Tens of thousands of people are set to take a stand against the surge in fuel prices when they take part in a national fuel strike next month.
The National Fuel Strike on October 26 was organised by retired music teacher Sabrina Lamont, who decided to boycott buying fuel as a national day of action.
Ms Lamont gave up a job she loved when she could no longer afford to keep buying costly fuel to travel 500km a week to teach isolated children.
The National Fuel Strike on October 26 was organised by retired music teacher Sabrina Lamont (pictured), who decided to boycott buying fuel as a national day of action
Tens of thousands of people are set to take a stand against the surge in fuel prices when they take part in a national fuel strike next month (stock image)
Last Wednesday, she decided she wasn’t going to put up with costly pump prices any more when she created the Facebook page ‘National fuel strike’.
Ms Lamont said she created the day to reduce the burden of excise and taxes, which according to the publication, adds up to more than 30 per cent of the bowser price.
On the Facebook page, Ms Lamont wrote: ‘It’s time to rise up against the petroleum industry and make a stand.
‘On the 26th of October let’s join together in an Australian wide fuel strike.’
The post already garnered plenty of interest with many people taking to social media to share their comments.
‘Lets get on board about time,’ one woman wrote.
‘The people, united, will never be defeated,’ another person said.
Retired music teacher Sabrina Lamont decided she wasn’t going to put up with costly pump prices any more when she created the Facebook page ‘National fuel strike’ (pictured)
A third person added: ‘Complete gouging especially shell and Caltex will never buy from them again.’
Ms Lamont believes the effect of boycotting servos – even for just one day – will be enough to shock the industry into keeping prices to a minimum.
‘The loss of the fuel plus the added sales of drinks, chocolates etc should be enough to send a shock to the industry,’ she wrote.
‘Following on from this strike we will be arranging targeted strikes until our voices are heard and a change is made!!’
Australian motorists are being slugged almost $1.70 a litre for unleaded fuel thanks to a weak Australian and high global oil and wholesale prices (stock image)
While not purchasing fuel one day a month will undeniably have an impact, RACQ spokeswoman Lucinda Ross believes it won’t be effective in the long-term.
‘We see many motorists continuing to buy from the most convenient site, often just because it’s on the way home from work – but these servos could be the ones charging the highest prices,’ Ms Ross said.
According to Ms Ross, the most effective way to keep petrol prices at their lowest is to do your research and always purchase fuel at the cheapest servo.
Regardless, Ms Lamont is hopeful the government will listen to her call to action and bring down taxes for ‘basic living necessities – like fuel’.
The news of the boycott comes after it was revealed petrol prices have surged just days out from the school holidays with motorists being slugged almost $1.70 a litre.

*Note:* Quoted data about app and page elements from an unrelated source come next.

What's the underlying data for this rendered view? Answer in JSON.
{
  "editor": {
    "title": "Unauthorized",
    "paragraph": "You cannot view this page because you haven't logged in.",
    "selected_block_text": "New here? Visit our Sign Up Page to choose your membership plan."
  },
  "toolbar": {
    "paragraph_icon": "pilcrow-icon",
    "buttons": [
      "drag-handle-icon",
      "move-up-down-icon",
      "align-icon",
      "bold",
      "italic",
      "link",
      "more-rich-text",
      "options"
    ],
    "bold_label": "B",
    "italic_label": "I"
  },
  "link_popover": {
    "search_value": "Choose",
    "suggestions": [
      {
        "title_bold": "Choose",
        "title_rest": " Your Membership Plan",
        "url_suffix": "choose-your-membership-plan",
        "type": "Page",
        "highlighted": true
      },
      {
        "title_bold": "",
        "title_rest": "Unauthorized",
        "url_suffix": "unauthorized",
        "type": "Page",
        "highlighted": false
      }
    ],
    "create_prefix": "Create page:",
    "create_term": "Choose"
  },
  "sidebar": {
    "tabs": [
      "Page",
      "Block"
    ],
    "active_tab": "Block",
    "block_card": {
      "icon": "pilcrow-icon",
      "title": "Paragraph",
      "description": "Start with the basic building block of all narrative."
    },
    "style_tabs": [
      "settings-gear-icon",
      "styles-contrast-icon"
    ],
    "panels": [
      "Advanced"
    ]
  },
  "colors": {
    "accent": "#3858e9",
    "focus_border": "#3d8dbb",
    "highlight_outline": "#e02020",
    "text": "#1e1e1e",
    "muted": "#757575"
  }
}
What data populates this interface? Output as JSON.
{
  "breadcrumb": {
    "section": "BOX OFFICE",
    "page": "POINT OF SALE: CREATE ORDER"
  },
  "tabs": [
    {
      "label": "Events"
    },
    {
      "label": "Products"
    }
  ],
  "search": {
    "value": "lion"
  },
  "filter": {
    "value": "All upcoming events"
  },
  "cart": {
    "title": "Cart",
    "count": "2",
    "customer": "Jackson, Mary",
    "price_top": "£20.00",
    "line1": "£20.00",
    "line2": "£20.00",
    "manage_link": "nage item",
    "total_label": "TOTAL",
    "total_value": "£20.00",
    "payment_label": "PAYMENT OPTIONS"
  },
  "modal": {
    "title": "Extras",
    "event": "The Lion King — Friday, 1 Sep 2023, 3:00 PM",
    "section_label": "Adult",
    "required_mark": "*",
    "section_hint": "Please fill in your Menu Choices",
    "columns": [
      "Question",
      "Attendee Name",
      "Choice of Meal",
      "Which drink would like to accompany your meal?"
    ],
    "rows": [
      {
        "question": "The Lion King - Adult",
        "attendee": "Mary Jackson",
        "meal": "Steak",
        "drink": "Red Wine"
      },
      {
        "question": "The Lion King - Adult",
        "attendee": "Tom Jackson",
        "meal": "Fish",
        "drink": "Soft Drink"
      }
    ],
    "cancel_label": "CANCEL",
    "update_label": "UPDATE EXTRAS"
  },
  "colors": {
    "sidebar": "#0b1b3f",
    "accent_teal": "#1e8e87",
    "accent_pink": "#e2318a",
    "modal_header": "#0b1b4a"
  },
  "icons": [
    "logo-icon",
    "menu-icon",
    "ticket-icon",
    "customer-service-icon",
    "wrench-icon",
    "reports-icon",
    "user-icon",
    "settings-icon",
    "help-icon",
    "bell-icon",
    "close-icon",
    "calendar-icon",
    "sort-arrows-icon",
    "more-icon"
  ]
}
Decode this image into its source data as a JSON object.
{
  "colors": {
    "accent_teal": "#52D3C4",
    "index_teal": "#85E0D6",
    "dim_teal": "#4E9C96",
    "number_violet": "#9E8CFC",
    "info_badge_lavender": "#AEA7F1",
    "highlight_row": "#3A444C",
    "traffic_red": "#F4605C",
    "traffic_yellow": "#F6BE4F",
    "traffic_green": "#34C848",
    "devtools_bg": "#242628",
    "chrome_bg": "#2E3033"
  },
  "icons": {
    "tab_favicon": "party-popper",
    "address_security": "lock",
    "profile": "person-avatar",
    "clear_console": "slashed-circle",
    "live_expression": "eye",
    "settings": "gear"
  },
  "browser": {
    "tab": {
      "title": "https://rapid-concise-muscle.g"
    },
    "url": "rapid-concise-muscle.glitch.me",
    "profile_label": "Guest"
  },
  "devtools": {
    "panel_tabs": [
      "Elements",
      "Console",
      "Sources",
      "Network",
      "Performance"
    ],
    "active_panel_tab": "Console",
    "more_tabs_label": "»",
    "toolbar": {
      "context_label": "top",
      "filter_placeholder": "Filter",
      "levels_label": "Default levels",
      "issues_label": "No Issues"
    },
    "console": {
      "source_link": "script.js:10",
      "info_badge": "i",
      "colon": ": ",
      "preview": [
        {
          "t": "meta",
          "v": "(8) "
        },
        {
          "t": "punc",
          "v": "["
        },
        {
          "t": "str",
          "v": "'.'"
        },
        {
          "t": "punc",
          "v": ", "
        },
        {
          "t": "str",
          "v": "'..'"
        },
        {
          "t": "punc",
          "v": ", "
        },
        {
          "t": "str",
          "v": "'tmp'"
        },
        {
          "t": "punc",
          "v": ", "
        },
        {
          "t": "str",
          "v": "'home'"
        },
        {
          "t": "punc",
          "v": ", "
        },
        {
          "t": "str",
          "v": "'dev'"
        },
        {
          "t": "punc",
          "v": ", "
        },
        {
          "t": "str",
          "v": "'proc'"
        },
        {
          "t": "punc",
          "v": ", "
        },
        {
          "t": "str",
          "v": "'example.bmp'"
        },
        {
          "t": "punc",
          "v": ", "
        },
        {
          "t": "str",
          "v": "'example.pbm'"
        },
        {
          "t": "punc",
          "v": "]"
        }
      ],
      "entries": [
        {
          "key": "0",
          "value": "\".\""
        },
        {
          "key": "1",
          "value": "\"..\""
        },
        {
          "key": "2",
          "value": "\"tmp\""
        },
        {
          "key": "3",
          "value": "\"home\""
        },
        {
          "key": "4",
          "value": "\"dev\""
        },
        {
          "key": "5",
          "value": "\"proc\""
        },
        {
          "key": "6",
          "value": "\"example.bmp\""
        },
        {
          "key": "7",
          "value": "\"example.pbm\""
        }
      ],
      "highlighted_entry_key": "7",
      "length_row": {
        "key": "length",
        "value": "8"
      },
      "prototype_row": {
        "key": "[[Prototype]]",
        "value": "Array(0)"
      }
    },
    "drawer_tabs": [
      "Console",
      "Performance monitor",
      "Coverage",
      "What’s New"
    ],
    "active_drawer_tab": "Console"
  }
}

The price of unleaded fuel in Sydney on Monday, which reached as high as 167.4c a litre, as reported by Seven News
Drivers are also bracing for more pain at the pump, with warnings the cost of fuel is set to rise even further.
The price of unleaded fuel reached as high as 167.9c a litre in
Back then, drivers were forking out about $1.70 a litre to fill up their vehicles,
PETROL PRICE SPIKE
– The average price for unleaded fuel across Australia’s major cities, taken at 8am on Tuesday
Sydney: 163.2c a litre
Melbourne: 157.4c a litre
Brisbane: 157.4c a litre
Perth: 158.9c a litre
Adelaide: 148.0c a litre
Darwin: 157.1c a litre
Hobart: 160.0c a litre
Canberra: 158.2c a litre
Of the Melbourne metropolitan petrol stations monitored by the RACV, about half had increased prices to the new high by Monday afternoon.
Motorists are currently feeling the effects of a weak Australian dollar and high global oil and wholesale prices.
RACV vehicle engineering manager Michael Case told The Herald Sun that ‘fuel prices have been influenced by an underlying increase in oil prices’.
‘The increased oil price has a flow-on effect which extends to the wholesale price of refined petrol, and subsequently the prices we see at the pump,’ he said.
The average petrol price in Sydney hit 162.2c a litre on Monday, with the wholesale petrol price currently at a four-year high.
Some petrol stations across the city had prices as high as 167.4c a litre.
‘As we approach the school holidays in New South Wales next week, we expect prices to remain elevated. Petrol prices are lifting at the moment, that’s putting pressure on household budgets,’ Ryan Felsom, Commsec Senior Economist, told
Prices in Brisbane are slightly less expensive, although they have been nudging $1.60 a litre.
Across the nation’s other major cities, pertol prices are either at or close to $1.60 a litre.
Drivers across Sydney have been faced with unleaded petrol prices of more than $1.60 a litre in recent days, with the cost expected to remain high throughout the school holidays. Pictured, the price of fuel at one service station in the city, as reported by Seven News on Monday